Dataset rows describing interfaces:
───
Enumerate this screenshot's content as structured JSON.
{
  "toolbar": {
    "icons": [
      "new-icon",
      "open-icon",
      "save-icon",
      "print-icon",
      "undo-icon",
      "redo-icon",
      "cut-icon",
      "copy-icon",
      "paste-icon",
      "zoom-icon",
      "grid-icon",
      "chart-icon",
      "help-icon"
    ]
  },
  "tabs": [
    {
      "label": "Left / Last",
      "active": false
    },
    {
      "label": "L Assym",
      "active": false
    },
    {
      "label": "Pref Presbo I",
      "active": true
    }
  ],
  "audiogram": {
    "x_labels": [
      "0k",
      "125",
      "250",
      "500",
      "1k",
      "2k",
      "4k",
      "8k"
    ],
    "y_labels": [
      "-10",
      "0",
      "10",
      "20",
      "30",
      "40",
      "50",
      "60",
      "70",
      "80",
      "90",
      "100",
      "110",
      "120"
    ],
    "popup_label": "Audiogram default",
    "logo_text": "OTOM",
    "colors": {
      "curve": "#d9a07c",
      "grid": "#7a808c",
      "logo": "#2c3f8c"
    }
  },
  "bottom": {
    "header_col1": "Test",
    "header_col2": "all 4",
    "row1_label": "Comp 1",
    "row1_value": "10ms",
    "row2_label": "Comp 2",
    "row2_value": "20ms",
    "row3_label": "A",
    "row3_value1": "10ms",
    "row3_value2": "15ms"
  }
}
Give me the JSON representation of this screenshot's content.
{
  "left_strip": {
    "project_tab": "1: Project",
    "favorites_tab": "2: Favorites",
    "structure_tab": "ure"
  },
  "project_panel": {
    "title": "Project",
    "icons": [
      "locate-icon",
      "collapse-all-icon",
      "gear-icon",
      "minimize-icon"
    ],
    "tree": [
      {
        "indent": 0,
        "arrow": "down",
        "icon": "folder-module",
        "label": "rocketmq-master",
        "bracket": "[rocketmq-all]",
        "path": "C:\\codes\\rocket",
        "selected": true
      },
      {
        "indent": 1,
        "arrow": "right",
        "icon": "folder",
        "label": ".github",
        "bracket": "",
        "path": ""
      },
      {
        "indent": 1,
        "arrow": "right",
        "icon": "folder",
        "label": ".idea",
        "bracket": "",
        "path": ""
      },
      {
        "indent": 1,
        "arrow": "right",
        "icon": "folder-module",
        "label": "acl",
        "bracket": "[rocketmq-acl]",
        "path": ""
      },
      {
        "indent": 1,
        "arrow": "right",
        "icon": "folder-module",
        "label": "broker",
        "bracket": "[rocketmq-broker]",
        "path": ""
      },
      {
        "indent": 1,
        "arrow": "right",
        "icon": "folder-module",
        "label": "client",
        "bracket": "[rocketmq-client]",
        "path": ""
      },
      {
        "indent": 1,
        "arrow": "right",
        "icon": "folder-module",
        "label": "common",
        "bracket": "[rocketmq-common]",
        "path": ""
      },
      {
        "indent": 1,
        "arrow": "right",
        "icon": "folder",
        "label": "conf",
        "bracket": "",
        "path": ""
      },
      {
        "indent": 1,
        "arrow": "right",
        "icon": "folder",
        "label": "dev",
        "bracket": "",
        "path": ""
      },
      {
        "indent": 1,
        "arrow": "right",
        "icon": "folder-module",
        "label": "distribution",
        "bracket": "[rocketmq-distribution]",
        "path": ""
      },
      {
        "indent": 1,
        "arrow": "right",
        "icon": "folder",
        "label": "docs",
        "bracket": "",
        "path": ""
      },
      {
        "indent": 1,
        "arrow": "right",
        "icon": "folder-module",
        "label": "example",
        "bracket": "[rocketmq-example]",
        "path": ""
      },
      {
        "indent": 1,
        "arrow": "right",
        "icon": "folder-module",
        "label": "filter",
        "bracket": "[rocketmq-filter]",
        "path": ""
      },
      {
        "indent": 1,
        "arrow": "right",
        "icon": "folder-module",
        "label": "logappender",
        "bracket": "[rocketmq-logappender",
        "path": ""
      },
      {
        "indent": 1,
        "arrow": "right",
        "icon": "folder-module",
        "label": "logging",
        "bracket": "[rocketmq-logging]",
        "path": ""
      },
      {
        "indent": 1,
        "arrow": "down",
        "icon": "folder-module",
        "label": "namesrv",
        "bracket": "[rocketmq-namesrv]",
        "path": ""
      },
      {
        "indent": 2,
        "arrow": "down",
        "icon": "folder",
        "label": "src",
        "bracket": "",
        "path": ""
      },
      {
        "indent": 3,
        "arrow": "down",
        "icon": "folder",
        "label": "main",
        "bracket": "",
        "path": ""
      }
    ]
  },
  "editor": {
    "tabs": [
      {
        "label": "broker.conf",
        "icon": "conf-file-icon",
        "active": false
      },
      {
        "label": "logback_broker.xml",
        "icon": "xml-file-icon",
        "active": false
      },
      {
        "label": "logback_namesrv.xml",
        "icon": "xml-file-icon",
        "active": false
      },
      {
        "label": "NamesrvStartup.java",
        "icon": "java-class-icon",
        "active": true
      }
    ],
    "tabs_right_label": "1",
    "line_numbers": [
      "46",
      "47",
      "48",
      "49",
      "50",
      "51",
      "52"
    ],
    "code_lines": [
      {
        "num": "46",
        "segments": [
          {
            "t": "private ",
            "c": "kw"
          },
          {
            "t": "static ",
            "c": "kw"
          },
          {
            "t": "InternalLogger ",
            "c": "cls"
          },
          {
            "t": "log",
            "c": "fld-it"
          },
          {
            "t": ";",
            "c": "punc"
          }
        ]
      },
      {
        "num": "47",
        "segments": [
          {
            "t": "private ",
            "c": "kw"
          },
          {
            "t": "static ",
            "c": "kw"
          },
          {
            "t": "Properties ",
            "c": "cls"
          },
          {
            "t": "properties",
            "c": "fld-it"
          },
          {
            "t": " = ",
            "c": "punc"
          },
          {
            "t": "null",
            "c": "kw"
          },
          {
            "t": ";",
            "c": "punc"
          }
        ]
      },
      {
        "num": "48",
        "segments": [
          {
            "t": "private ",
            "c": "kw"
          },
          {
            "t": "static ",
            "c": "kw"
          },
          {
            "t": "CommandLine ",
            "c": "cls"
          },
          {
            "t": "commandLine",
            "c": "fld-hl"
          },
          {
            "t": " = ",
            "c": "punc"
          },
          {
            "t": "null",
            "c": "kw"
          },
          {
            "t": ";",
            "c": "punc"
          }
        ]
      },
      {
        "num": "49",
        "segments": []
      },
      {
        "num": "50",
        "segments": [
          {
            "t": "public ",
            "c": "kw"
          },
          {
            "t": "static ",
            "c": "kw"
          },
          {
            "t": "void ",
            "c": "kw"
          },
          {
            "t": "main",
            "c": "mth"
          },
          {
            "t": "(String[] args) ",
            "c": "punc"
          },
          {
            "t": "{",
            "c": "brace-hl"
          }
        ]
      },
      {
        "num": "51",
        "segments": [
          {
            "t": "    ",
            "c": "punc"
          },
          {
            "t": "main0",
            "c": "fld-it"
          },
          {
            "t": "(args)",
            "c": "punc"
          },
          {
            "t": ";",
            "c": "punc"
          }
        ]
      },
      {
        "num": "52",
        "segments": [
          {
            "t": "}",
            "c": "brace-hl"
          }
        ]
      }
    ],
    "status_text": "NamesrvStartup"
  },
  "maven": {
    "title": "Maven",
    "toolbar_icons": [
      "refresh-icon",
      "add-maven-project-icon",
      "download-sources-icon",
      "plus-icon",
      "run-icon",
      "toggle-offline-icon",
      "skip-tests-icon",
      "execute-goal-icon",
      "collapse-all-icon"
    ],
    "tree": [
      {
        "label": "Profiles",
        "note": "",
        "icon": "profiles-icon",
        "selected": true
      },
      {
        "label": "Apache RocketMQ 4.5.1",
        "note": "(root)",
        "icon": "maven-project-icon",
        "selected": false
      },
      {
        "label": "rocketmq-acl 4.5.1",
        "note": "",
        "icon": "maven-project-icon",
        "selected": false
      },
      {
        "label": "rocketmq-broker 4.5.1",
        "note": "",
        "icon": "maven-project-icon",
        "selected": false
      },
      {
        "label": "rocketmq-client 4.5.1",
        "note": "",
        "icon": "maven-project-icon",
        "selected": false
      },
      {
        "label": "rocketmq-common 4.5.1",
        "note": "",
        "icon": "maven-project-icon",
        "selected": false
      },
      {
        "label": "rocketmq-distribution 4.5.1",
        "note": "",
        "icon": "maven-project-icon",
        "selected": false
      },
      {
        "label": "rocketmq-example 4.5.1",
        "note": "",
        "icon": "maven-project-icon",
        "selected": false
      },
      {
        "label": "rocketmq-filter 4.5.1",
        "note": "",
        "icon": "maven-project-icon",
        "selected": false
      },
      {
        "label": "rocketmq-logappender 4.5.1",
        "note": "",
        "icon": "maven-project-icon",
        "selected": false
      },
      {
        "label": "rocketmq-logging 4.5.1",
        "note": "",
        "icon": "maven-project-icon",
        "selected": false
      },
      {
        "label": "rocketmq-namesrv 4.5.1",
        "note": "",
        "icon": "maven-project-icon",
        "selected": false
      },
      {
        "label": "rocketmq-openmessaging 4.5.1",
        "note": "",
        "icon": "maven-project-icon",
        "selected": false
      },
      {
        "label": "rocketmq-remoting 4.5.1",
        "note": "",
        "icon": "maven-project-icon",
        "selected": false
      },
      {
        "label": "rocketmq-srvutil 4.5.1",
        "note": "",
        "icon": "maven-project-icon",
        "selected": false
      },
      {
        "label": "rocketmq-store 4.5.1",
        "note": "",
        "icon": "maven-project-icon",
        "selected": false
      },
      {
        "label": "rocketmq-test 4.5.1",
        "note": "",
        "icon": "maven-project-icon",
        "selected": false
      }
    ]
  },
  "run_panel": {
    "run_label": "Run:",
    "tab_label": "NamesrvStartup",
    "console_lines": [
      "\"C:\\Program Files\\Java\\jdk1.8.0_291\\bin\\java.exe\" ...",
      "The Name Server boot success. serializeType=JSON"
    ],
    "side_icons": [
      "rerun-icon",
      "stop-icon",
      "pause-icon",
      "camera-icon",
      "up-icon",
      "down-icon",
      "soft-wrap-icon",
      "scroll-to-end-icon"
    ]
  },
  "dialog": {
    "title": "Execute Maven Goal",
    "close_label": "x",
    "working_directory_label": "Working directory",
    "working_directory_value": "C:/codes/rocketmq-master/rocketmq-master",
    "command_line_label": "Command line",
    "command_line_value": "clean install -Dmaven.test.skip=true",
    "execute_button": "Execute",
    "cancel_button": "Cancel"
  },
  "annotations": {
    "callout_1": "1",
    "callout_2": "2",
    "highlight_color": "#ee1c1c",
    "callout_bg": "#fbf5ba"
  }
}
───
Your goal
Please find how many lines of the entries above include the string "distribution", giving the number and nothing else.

Your solution
3